+1

Wound dehiscence is a possible complication of breast augmentation with lift, and there is a higher risk of this occurring when there is tension on the incision, or where the circulation is compromised as in diabetics and smokers. Infection may be present as well, but determining this requires physical examination and cannot be accurately diagnosed from a photograph. Your plastic surgeon is the best person to assess and manage this type of problem, and if unavailable you would best be suited seeking help from another plastic surgeon who is experienced in treating these problems.

Olivia Hutchinson, MD
New York Plastic Surgeon
5.0 out of 5 stars 5 reviews

You need to see a Board certified plastic surgeon

+1

You are in a difficult situation and your plastic surgeon should be taking care of you. Your surgeon would know the thickness of the tissue,risk of the implant exposure and the best treatment plan. You need to find a plastic surgeon that would take care of you before the wound gets bigger.

Kamran Khoobehi, MD
New Orleans Plastic Surgeon
4.5 out of 5 stars 56 reviews

Agree fully with Dr. Aldea

+1

Dr. Aldea composed a very well-reasoned reply to your question, and I fully agree with his assessment and recommendation.  There is no scenario I can imagine in which it is appropriate for a GP to manage a postoperative wound, particularly one involving an implant. 

Your photos also appear to show impending breakdown of skin around your areola (the two black spots I see in your photo in the incision around your areola). You need aggressive, immediate wound management by a plastic surgeon who deals with breast implants often. 

Carmen Kavali, MD
Atlanta Plastic Surgeon
4.5 out of 5 stars 18 reviews

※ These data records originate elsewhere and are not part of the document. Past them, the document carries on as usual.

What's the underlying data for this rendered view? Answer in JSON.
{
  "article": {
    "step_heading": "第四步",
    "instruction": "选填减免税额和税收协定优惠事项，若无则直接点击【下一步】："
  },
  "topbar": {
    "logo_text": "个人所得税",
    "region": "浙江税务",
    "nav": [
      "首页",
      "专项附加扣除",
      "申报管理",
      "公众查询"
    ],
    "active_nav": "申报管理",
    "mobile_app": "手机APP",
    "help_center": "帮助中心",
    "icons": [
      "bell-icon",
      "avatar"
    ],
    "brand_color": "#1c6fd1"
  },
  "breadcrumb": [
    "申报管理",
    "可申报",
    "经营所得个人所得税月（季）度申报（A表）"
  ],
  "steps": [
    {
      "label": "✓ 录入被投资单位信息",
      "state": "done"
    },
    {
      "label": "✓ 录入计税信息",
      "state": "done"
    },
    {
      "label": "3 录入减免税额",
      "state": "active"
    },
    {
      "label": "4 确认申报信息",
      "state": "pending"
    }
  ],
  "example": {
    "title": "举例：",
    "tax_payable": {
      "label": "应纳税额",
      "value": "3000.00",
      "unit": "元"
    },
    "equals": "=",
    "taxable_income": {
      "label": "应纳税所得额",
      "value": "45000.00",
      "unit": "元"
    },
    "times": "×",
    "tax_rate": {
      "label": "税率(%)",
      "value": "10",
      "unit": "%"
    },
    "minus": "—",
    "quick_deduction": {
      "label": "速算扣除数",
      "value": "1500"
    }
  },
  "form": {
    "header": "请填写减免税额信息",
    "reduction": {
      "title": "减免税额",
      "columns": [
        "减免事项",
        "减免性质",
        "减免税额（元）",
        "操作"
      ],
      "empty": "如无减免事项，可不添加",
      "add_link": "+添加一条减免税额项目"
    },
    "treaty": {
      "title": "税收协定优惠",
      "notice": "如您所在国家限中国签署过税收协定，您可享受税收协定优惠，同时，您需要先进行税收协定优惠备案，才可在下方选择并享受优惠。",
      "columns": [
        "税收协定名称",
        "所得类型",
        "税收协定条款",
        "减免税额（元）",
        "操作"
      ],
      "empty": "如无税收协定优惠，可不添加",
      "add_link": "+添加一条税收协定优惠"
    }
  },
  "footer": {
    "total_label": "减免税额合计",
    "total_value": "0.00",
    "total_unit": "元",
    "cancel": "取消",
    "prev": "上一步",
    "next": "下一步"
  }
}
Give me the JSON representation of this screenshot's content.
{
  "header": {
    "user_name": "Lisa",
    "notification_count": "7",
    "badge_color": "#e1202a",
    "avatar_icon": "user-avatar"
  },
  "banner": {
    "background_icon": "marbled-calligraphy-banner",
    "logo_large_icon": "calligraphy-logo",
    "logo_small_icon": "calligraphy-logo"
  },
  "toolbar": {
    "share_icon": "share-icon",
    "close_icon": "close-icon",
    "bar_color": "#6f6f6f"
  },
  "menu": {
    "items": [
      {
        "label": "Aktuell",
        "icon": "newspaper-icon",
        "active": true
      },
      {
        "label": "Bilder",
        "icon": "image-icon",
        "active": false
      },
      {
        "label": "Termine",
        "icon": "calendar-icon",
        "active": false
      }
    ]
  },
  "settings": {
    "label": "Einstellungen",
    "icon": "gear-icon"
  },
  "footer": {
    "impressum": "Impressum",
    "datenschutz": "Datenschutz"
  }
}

These answers are for educational purposes and should not be relied upon as a substitute for medical advice you may receive from your physician. If you have a medical emergency, please call 911. These answers do not constitute or initiate a patient/doctor relationship.